I gave the communion meditation last Sunday, and I received this note from one of the teenagers in the congregation:
Dear Mr. Pierce,
I didn't get the chance to tell you at church, but I wanted to thank you for your communion message. The Lord used your words in a very direct and specific way in my life today. I can't explain, but I wanted you to know. :) [or the equivalent symbol written out, anyway]
I'm not posting this because I think it says anything about me. It may not have anything to do with me. It's likely that something I said and something she was going through happened, in God's providence, to connect in a vivid way for her, which I couldn't have done anything deliberate to provoke anyway. I'm posting it because I think it tells us something about how followers of Christ should relate to those who are in any form of spiritual leadership over us.
When someone puts a lot of themselves into a task for the purpose of building up God's people, there are generally two kinds of positive responses people can give. One is to tell them what a good job they did. We do this a lot with musicians, congratulating them on how well they sang or played. We do it sometimes with teachers, telling them that they did a good job with the sermon or Bible study. This kind of congratulations sometimes has a place, but often enough it's more about the person than about the point of what the person was doing, and I'm not sure that's what someone needs to (or even wants to if their priorities are straight) hear when they're serving God for the sake of kingdom goals. It can feed the ego. It also puts someone in a difficult position of knowing what to say in response. If they deny that they had anything to do with it, insisting that it was all God, then it sounds like false modesty. If they take credit for it, that sounds even worse. In that kind of situation, I generally say "thanks" and little else, trying not to make a conversation out of it, but even that's uncomfortable sometimes.
On the other hand, another kind of positive feedback seems to me to be much more important and deeply in tune with the purposes of the Holy Spirit in using our giftings in various ways. Whenever I'm going to lead a Bible study, give some meditation like this communion one, or enter a specific ministry role where I'll have influence over people, my prayer is that I'll have an impact in some way on those who will be part of my service. In this case, I was praying that my words would speak to people in ways that they need to hear, whatever those ways might be. Here was someone who made it clear to me that such a connection had occurred (at a relatively deep level, judging by the way she described it).
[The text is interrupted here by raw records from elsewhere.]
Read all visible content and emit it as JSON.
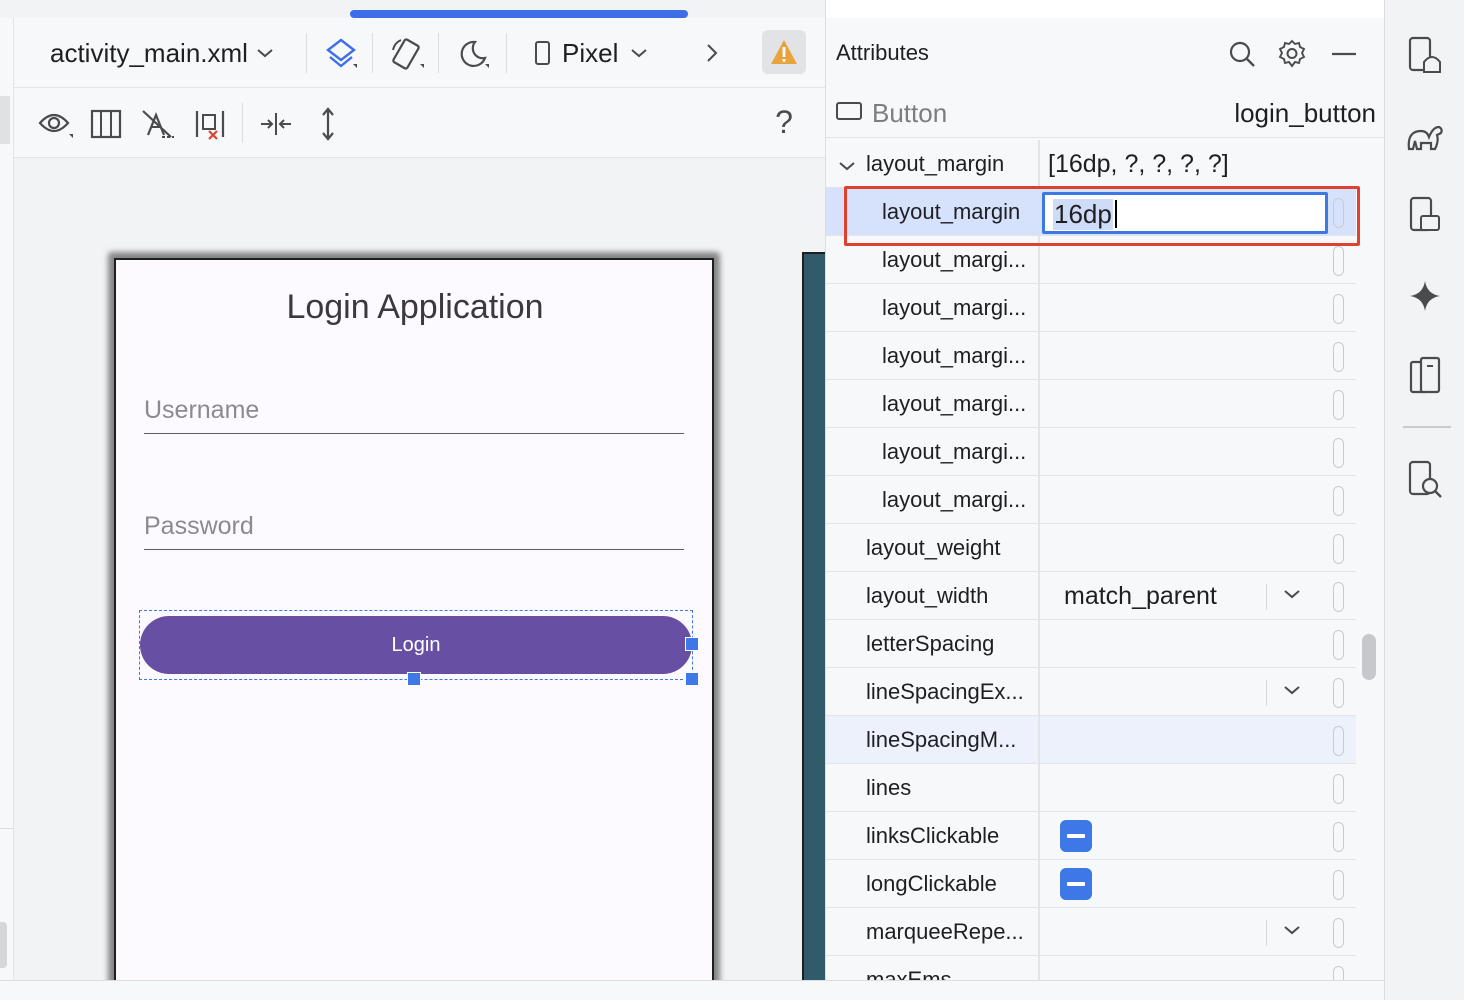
{
  "editor": {
    "file_name": "activity_main.xml",
    "device_name": "Pixel",
    "help_label": "?"
  },
  "phone": {
    "title": "Login Application",
    "username_hint": "Username",
    "password_hint": "Password",
    "login_label": "Login",
    "button_color": "#6750a4"
  },
  "attributes": {
    "title": "Attributes",
    "component_type": "Button",
    "component_id": "login_button",
    "rows": [
      {
        "name": "layout_margin",
        "value": "[16dp, ?, ?, ?, ?]"
      },
      {
        "name": "layout_margin",
        "value": "16dp"
      },
      {
        "name": "layout_margi...",
        "value": ""
      },
      {
        "name": "layout_margi...",
        "value": ""
      },
      {
        "name": "layout_margi...",
        "value": ""
      },
      {
        "name": "layout_margi...",
        "value": ""
      },
      {
        "name": "layout_margi...",
        "value": ""
      },
      {
        "name": "layout_margi...",
        "value": ""
      },
      {
        "name": "layout_weight",
        "value": ""
      },
      {
        "name": "layout_width",
        "value": "match_parent"
      },
      {
        "name": "letterSpacing",
        "value": ""
      },
      {
        "name": "lineSpacingEx...",
        "value": ""
      },
      {
        "name": "lineSpacingM...",
        "value": ""
      },
      {
        "name": "lines",
        "value": ""
      },
      {
        "name": "linksClickable",
        "value": ""
      },
      {
        "name": "longClickable",
        "value": ""
      },
      {
        "name": "marqueeRepe...",
        "value": ""
      },
      {
        "name": "maxEms",
        "value": ""
      }
    ]
  },
  "colors": {
    "accent": "#3d78e6",
    "highlight_border": "#e0412f",
    "warning": "#e8a33d"
  },
  "icons": {
    "file_dropdown": "chevron-down-icon",
    "design_surface": "layers-icon",
    "orientation": "rotate-device-icon",
    "night_mode": "moon-icon",
    "device": "phone-icon",
    "more": "chevron-right-icon",
    "warning": "warning-icon",
    "attr_search": "search-icon",
    "attr_settings": "gear-icon",
    "attr_minimize": "minimize-icon"
  }
}
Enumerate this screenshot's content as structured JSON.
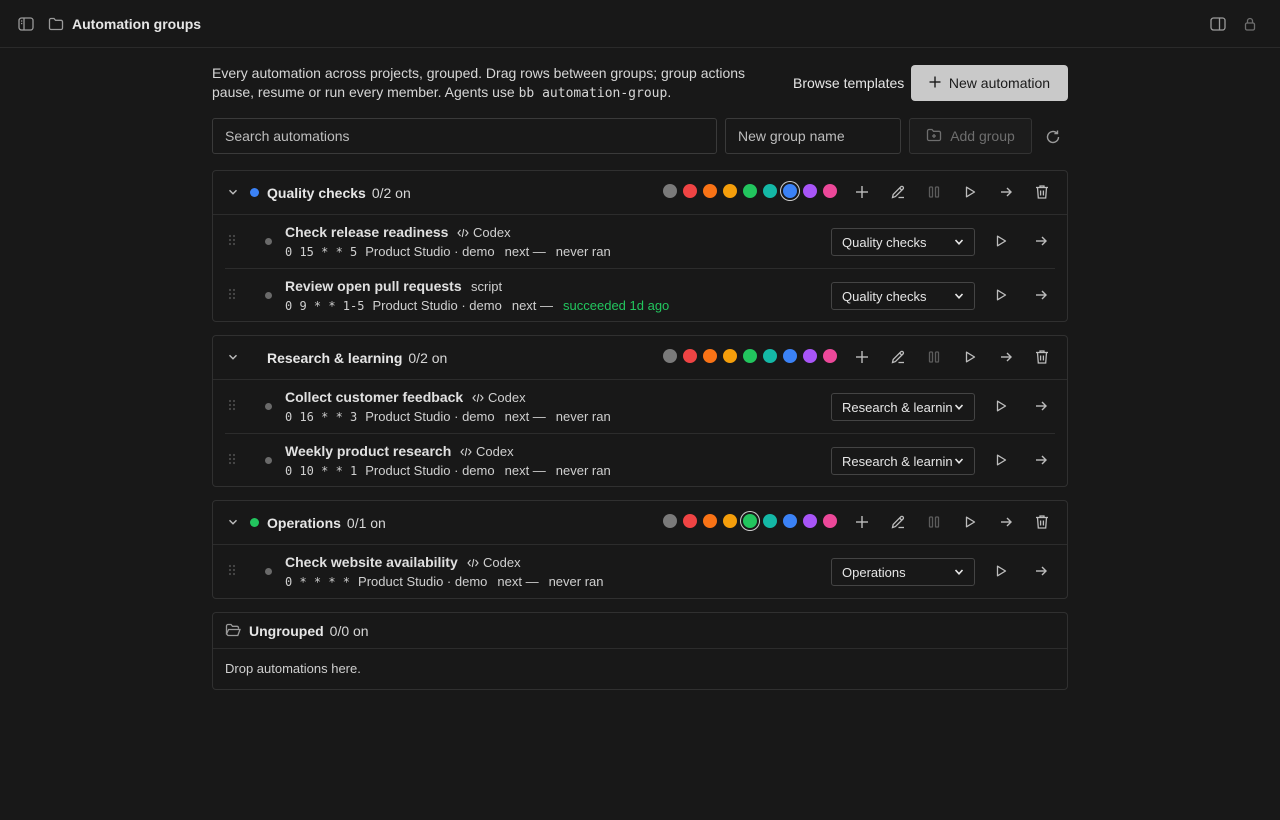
{
  "topbar": {
    "title": "Automation groups"
  },
  "intro": {
    "text": "Every automation across projects, grouped. Drag rows between groups; group actions pause, resume or run every member. Agents use ",
    "command": "bb automation-group",
    "suffix": "."
  },
  "toolbar": {
    "browse_label": "Browse templates",
    "new_label": "New automation",
    "search_placeholder": "Search automations",
    "group_name_placeholder": "New group name",
    "add_group_label": "Add group"
  },
  "swatch_colors": [
    "#7a7a7a",
    "#ef4444",
    "#f97316",
    "#f59e0b",
    "#22c55e",
    "#14b8a6",
    "#3b82f6",
    "#a855f7",
    "#ec4899"
  ],
  "groups": [
    {
      "name": "Quality checks",
      "count": "0/2 on",
      "color": "#3b82f6",
      "selected_swatch": 6,
      "rows": [
        {
          "name": "Check release readiness",
          "agent": "Codex",
          "agent_icon": "code-icon",
          "cron": "0 15 * * 5",
          "project": "Product Studio · demo",
          "next": "next —",
          "status": "never ran",
          "status_ok": false,
          "group": "Quality checks"
        },
        {
          "name": "Review open pull requests",
          "agent": "script",
          "agent_icon": "",
          "cron": "0 9 * * 1-5",
          "project": "Product Studio · demo",
          "next": "next —",
          "status": "succeeded 1d ago",
          "status_ok": true,
          "group": "Quality checks"
        }
      ]
    },
    {
      "name": "Research & learning",
      "count": "0/2 on",
      "color": "",
      "selected_swatch": -1,
      "rows": [
        {
          "name": "Collect customer feedback",
          "agent": "Codex",
          "agent_icon": "code-icon",
          "cron": "0 16 * * 3",
          "project": "Product Studio · demo",
          "next": "next —",
          "status": "never ran",
          "status_ok": false,
          "group": "Research & learnin"
        },
        {
          "name": "Weekly product research",
          "agent": "Codex",
          "agent_icon": "code-icon",
          "cron": "0 10 * * 1",
          "project": "Product Studio · demo",
          "next": "next —",
          "status": "never ran",
          "status_ok": false,
          "group": "Research & learnin"
        }
      ]
    },
    {
      "name": "Operations",
      "count": "0/1 on",
      "color": "#22c55e",
      "selected_swatch": 4,
      "rows": [
        {
          "name": "Check website availability",
          "agent": "Codex",
          "agent_icon": "code-icon",
          "cron": "0 * * * *",
          "project": "Product Studio · demo",
          "next": "next —",
          "status": "never ran",
          "status_ok": false,
          "group": "Operations"
        }
      ]
    }
  ],
  "ungrouped": {
    "name": "Ungrouped",
    "count": "0/0 on",
    "empty_text": "Drop automations here."
  }
}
It doesn't take much thinking about it to realize that whatever happened had nothing to do with me. Sure, I'm the one who said the things that had an impact on her as she was at the moment, but it's not as if I could have done more or less or adjusted what I was saying in any way with some goal of speaking to some particular heart condition of anyone in the room. I'm not privy to those details of people's hearts. This was something God did in her, and my prayer that what I had to share would speak into people's situations was clearly answered in her hearing of what I had to share.
In this particular case, that sense seems even more heightened because as I sat in my seat waiting for the meeting to start I felt so uneasy about what I'd originally planned to focus on that I decided to scrap it in favor of something that had just occurred to me, something that was a much more direct connection between the psalm and communion. In retrospect, I believe I was being moved by the Holy Spirit to focus in a very different direction, something I don't do very often in such situations. I usually have what I'm going to say worked out at least a day ahead of time when it's a matter of spiritual importance. So this does increase the sense that whatever ways people were spoken to had more to do with the Holy Spirit than with me. Of course, the same is just as true with prepared statements that the Holy Spirit can guide as you plan them from the beginning, and sometimes it's immoral not to prepare for something as important as guiding the hearts of those who are remembering the death of our Lord in communion. But it really did seem to me that this was a deliberate push for me not to focus on the main theme I'd wanted to share.
I say some of this with some reservation, because I do think it's nice for someone who has been leading singing in a congregation for years to be told that people appreciate it. Sometimes it's nice to hear that people are grateful for your service and think you're doing a good job. Positive feedback is a good thing. I just wanted to highlight the contrast between these two kinds of positive feedback. The second kind is much more meaningful, because it's nice to find out how God is working through things that are really out of your control once your job is done. The whole point of anyone doing any kind of service in a ministry context is for God to work, and I'd much rather be told of how God has worked in someone's life than to hear that I did a good job, as much as I like to know that I'm good enough at something that I should keep doing it.
So by all means be grateful to those who serve you, whether it's through doing physical maintenance to allow us to do the more obviously spiritual tasks that go on in a congregation, or whether it's through direct teaching or meeting of needs. Be grateful, but think about how you express it. Is it about how good that person is, or is it about how God worked through them? It should be the latter a lot more often than it is, and our words should reflect that. That's why I appreciated this note, even though she told me just about nothing that might let me know what I'd said that had meant so much to her. It's because that's not what it's about. It's not about what I said or how I said it, though those might well have been part of why it affected her or anyone else in the room the way it did. It's about my willingness to serve God and his use of that service for much greater things than I could seek to make happen.